While it remains to be seen what the long-term implications of the events taking place today will be, nothing could more forcefully underscore the conclusion of this article, that the significance of the Sankara tribunal was fundamentally limited by the moderation of a social-democratic administration that consistently failed to take radical measures to combat imperialism and suppress reactionaries. A revolution must know how to defend itself. The upheaval in Ouagadougou today drives home this Marxist-Leninist principle so brilliantly expounded by Lenin in The State and Revolution.
Even more fundamentally, it reminds us of the essential role of the vanguard party in revolution. Burkina’s “Revolution 2.0” was a valiant democratic resistance movement, but it was a spontaneous revolution that achieved victory in a mere three days—a remarkably short time. Because it was not organized, it was coopted by anti-democratic interests. The practical result was that the new régime it inaugurated was headed by Lt. Col. Isaac Zida and Michel Kafando. Zida had been a long-time member of Compaoré’s presidential guard and a close associate of Diendéré. Kafando had been a member of the corrupt flunkeyist régime Sankara overthrew in 1983 and had subsequently been active in the Ivorian-funded opposition to Sankara and the World Anti-Communist League. After “Revolution 2.0,” he turned to phrase-mongering in eulogy of Sankara, pandering to the public mood. These gentlemen were not prepared to smash the old régime. The foiled 2015 coup was followed closely by an election that brought to power the social-democrat Roch Marc Christian Kaboré, who has just been deposed in the latest turmoil.

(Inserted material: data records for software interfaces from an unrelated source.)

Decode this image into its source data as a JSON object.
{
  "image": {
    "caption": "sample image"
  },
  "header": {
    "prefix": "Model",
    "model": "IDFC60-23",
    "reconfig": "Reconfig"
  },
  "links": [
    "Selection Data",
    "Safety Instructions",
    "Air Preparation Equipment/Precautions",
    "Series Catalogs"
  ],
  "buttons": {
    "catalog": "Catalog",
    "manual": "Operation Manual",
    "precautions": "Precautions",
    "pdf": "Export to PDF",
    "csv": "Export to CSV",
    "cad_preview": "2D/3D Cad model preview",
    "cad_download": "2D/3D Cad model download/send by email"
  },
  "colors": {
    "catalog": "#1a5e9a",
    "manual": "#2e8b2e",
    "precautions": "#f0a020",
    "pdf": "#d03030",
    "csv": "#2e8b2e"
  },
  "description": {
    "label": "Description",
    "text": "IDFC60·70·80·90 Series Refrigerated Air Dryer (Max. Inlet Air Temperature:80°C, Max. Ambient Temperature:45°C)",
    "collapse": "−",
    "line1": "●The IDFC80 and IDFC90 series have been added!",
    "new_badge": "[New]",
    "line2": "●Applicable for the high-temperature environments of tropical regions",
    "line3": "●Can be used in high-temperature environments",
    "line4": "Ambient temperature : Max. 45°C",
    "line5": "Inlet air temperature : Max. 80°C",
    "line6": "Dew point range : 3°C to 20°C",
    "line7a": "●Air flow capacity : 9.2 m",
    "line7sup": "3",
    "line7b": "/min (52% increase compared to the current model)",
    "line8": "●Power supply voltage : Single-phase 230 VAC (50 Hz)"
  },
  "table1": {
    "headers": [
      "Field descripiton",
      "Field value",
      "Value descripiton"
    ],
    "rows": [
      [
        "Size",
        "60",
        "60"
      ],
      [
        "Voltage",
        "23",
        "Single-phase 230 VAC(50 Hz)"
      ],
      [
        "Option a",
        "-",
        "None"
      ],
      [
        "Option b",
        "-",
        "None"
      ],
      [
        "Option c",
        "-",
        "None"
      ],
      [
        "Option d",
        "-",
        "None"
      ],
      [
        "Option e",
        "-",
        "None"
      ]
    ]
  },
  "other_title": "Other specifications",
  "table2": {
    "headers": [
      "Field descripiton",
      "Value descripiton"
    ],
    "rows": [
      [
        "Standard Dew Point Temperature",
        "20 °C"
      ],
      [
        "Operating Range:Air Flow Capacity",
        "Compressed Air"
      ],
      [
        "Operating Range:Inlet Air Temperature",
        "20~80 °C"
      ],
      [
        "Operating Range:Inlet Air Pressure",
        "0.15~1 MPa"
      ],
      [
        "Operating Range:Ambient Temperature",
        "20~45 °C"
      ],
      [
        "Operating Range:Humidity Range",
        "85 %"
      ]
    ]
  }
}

Without the leadership of an organized vanguard party representing the interests of the broad masses of society, revolution can destroy but it cannot build, it cannot realize the people’s aspirations, nor is any of its gains guaranteed to survive long.